[Data extracted from a collection]
* * *

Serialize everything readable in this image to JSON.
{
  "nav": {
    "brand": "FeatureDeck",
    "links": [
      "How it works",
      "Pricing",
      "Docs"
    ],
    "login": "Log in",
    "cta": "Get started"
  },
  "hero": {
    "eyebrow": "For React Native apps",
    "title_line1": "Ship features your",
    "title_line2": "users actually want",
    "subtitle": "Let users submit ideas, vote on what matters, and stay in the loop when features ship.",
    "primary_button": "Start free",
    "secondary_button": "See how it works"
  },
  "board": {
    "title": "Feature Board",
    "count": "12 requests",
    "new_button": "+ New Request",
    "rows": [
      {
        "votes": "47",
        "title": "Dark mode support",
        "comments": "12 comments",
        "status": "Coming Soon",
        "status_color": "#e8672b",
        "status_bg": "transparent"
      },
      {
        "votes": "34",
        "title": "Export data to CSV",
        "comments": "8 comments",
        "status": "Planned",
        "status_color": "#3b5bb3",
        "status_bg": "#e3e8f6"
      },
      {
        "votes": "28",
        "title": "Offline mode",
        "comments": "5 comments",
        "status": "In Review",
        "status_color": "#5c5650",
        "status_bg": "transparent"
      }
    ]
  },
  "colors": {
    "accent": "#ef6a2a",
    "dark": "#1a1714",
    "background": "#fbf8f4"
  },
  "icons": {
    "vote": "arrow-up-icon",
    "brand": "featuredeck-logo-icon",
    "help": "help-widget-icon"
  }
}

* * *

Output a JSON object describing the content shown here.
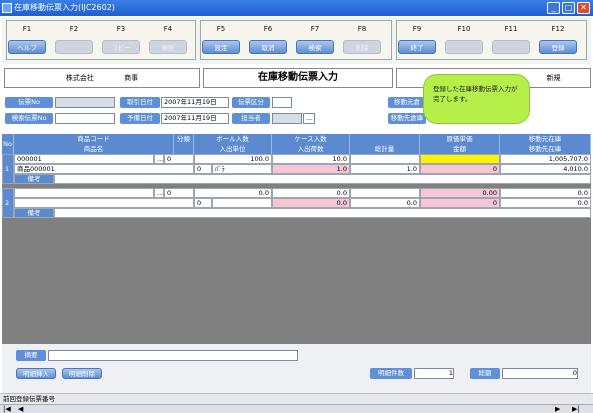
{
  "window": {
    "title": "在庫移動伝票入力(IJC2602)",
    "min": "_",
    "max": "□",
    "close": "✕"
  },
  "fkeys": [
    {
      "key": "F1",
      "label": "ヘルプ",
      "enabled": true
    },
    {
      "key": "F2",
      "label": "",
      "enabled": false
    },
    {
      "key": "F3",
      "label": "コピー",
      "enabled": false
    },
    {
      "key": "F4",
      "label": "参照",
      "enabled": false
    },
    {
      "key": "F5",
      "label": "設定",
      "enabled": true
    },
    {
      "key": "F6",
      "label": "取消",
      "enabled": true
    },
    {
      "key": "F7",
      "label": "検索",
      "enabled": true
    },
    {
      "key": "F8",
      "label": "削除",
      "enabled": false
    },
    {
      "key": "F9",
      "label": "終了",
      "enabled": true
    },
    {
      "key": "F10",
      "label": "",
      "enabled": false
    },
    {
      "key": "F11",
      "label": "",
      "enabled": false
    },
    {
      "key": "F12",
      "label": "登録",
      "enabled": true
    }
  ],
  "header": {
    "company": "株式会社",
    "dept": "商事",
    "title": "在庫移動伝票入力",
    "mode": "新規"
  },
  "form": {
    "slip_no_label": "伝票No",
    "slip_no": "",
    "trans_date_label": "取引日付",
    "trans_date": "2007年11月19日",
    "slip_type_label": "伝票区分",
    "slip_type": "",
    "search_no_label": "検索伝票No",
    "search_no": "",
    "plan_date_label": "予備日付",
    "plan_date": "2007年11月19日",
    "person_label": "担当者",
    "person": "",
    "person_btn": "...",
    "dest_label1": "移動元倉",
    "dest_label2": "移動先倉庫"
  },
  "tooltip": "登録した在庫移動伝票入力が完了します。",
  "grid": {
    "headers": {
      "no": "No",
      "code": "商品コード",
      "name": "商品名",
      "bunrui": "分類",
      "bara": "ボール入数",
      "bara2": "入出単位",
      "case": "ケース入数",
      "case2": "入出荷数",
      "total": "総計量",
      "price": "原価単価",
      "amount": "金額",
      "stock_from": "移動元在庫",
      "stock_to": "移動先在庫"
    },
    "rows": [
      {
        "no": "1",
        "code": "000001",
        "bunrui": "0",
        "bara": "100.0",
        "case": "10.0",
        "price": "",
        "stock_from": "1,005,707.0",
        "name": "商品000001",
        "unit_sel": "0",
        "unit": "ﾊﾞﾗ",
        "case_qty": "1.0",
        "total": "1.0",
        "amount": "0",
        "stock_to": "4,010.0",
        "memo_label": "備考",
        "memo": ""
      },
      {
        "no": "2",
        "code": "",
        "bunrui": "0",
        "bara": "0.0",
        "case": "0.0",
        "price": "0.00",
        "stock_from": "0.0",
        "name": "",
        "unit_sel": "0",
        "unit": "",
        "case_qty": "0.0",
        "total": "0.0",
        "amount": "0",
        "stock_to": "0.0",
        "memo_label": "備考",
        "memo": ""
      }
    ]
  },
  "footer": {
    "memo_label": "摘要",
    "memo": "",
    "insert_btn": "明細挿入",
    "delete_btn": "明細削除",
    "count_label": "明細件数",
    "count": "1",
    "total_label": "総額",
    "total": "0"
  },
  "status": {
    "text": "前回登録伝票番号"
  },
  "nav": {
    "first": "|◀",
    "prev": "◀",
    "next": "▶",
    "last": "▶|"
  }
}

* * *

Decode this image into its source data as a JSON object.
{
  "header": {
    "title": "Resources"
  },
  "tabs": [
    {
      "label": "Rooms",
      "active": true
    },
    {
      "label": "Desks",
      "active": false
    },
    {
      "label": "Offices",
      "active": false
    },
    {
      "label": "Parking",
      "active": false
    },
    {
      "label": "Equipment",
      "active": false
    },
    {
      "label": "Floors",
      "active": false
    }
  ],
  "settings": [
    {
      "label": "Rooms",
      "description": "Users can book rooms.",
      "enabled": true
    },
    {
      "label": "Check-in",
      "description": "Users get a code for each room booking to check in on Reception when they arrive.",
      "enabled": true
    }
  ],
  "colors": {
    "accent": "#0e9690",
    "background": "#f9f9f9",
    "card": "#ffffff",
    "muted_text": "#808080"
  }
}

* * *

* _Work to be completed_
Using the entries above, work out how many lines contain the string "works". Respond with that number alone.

* _Finished exercise_
2